Newcastle upon Tyne – or just ‘Newcastle’ as it is most often referred to – is one of the most famous cities in Great britain, famous for its industrial heritage, eponymous brown ale, popular nightlife and distinctive regional ‘Geordie’ dialect.

 

Located in the North East of England on the banks of the River Tyne, the city has gone through a number of transformations since it began life as a Roman fort on Hadrian’s Wall in 122AD. The settlement was called Pons Aelius, or Aelian Bridge in Latin, ‘Aelian’ being the family name of Emperor Hadrian.
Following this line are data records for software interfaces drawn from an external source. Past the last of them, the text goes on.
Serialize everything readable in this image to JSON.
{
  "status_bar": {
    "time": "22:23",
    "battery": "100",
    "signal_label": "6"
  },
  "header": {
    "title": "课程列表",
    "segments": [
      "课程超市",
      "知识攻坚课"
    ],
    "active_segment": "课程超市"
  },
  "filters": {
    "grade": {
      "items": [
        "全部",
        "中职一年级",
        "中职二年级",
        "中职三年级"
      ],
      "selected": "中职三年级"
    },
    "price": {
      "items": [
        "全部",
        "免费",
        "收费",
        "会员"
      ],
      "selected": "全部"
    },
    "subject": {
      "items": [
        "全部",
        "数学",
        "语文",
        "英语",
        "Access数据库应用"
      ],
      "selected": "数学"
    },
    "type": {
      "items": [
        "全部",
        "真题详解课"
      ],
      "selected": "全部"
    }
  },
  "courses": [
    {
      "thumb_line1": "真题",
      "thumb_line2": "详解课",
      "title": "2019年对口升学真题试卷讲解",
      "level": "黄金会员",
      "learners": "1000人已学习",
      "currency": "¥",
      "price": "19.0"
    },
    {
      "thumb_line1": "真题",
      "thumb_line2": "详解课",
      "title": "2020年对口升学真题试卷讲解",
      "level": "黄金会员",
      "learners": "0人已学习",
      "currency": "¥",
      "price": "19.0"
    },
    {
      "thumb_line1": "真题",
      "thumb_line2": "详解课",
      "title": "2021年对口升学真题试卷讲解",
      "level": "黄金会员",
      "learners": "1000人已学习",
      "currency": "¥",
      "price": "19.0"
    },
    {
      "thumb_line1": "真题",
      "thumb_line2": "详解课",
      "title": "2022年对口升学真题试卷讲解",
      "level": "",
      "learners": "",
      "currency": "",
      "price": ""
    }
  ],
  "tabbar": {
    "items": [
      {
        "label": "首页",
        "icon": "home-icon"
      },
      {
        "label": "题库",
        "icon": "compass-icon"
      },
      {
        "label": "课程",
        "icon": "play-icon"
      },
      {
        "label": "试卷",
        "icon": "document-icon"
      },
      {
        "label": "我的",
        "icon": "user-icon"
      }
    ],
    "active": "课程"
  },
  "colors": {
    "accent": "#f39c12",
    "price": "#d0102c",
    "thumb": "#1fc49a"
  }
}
In the wake of the Roman’s departure from Great britain in 410AD, Pons Aelius was renamed Monkchester and subsumed into the powerful Anglo-Saxon Kingdom of Northumbria.

 

The twentieth century and beyond

In contrast to the prosperity of the eighteen and 19th centuries, Newcastle and the rest of Tyne and Wear witnessed a stable decline in heavy industry in the interwar period of the early twentieth century and unemployment grew steadily after the economic depression of the 1930s. The last remaining colliery in Newcastle closed in 1956 and the lack of investment and competitive Eastern European and South East Asian markets had a similar impact on the region’s ailing shipyards between 1970-1990.

 

Nonetheless, over the past fifty years heavy industry has given way to a boost in the public and retail sectors and mass regeneration. Newcastle has developed itself into a cultural landmark and is now well known for being the business and social hub of the North East. In contrast to its industrial heritage, the city is also famous for its environmental awareness and is even preparing to become the first Carbon Neutral town within the uk.

Getting here

Newcastle is very easily accessible by both road and rail. Adstyle are proud to live and work in and around Newcastle.